THE TASK -> The expected answer is every line from the material below that has the word "value".

· · · ·

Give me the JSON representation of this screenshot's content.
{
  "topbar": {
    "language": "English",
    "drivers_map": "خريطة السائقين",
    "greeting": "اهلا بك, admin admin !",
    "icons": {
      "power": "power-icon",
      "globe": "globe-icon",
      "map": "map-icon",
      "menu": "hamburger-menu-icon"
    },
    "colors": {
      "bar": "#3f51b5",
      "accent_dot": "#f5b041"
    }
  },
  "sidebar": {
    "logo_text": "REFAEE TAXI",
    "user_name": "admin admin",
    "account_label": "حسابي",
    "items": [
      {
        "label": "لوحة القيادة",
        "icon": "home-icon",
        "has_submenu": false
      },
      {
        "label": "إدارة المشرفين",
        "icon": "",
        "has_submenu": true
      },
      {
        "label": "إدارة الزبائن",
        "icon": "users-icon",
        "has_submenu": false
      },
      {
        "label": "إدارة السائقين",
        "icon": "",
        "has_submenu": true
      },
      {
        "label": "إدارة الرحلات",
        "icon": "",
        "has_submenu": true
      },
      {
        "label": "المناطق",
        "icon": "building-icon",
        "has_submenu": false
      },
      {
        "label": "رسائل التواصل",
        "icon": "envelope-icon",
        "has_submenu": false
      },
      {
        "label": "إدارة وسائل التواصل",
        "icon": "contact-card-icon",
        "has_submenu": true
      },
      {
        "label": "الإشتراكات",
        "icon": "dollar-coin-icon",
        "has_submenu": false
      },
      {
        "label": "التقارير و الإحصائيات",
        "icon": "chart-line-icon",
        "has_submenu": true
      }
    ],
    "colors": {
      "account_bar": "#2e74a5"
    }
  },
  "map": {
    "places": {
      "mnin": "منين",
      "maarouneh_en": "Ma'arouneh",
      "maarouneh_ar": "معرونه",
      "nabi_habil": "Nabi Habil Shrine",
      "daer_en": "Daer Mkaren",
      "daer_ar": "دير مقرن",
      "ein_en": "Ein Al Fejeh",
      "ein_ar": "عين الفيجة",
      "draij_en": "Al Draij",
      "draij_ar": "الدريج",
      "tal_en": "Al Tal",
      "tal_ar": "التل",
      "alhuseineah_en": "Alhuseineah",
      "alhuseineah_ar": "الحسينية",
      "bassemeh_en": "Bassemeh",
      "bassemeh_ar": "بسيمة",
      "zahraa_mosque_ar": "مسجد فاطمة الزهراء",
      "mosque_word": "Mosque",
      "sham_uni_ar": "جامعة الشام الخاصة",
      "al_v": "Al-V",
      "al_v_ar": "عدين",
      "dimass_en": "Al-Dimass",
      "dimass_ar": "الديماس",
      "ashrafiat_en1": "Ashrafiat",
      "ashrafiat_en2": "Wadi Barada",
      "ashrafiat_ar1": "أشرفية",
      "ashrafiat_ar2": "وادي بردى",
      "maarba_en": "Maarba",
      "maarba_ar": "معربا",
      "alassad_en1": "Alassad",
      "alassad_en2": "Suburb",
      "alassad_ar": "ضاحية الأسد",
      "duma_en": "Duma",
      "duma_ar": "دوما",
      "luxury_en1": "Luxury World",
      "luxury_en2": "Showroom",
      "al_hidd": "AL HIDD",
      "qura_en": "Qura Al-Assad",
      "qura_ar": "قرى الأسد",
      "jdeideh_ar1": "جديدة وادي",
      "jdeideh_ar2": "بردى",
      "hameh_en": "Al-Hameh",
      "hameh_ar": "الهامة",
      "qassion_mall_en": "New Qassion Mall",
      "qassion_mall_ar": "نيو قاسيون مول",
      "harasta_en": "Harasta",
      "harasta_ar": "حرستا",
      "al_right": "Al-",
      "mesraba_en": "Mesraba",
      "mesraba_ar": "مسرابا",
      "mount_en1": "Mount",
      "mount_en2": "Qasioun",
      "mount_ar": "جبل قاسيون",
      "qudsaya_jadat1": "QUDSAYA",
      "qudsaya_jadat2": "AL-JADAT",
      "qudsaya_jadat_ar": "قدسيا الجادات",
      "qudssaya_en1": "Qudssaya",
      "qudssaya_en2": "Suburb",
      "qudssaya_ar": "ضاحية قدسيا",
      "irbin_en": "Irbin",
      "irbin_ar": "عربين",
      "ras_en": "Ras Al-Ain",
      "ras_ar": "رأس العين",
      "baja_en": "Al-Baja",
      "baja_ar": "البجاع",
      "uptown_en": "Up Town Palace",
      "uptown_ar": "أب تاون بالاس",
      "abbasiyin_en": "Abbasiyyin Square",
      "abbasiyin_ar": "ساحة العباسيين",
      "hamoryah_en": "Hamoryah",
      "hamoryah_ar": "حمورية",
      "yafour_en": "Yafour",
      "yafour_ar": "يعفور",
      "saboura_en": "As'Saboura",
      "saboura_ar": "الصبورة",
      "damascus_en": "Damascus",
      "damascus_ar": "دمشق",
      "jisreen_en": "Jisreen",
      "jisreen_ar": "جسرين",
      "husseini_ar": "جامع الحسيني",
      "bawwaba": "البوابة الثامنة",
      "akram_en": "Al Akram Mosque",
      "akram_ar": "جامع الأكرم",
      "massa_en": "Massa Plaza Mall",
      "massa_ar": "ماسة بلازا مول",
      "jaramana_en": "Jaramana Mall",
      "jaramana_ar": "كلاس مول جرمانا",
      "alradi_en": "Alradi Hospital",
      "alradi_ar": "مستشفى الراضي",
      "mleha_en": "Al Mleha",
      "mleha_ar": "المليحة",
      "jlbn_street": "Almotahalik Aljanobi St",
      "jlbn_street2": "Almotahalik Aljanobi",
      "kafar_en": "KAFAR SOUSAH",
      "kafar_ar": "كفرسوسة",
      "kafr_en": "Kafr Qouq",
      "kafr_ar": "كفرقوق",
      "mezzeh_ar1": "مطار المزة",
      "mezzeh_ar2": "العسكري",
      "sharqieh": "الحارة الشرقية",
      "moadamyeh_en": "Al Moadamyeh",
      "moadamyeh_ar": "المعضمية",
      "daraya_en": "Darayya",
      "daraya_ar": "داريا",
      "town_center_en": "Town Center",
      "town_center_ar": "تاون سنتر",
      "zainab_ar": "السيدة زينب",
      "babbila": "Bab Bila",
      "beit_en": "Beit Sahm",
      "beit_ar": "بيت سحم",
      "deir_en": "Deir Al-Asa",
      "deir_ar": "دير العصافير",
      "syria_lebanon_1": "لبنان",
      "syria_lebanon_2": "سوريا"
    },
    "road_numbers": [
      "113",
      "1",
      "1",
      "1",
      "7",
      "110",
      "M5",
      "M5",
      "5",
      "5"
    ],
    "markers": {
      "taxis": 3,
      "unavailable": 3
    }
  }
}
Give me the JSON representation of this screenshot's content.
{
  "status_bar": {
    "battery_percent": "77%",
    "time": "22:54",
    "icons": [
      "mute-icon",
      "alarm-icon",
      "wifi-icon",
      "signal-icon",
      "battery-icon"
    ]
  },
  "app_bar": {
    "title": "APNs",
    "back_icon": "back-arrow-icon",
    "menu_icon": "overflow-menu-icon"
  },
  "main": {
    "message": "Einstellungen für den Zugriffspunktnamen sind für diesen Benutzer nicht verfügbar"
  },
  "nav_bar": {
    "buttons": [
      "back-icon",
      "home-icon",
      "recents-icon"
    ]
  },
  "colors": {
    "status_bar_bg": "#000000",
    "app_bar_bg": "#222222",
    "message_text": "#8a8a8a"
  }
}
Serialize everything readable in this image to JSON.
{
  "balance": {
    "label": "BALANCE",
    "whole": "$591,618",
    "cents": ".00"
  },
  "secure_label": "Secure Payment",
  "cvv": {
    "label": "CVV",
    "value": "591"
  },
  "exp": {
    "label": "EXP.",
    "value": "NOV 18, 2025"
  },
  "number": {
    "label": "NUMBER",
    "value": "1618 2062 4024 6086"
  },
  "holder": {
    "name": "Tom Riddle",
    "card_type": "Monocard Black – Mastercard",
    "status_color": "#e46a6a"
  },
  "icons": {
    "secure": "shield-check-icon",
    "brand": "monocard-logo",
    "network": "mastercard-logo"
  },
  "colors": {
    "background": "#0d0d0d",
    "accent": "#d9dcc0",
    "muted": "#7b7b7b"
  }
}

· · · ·

RESULT ->
    "value": "591"
    "value": "NOV 18, 2025"
    "value": "1618 2062 4024 6086"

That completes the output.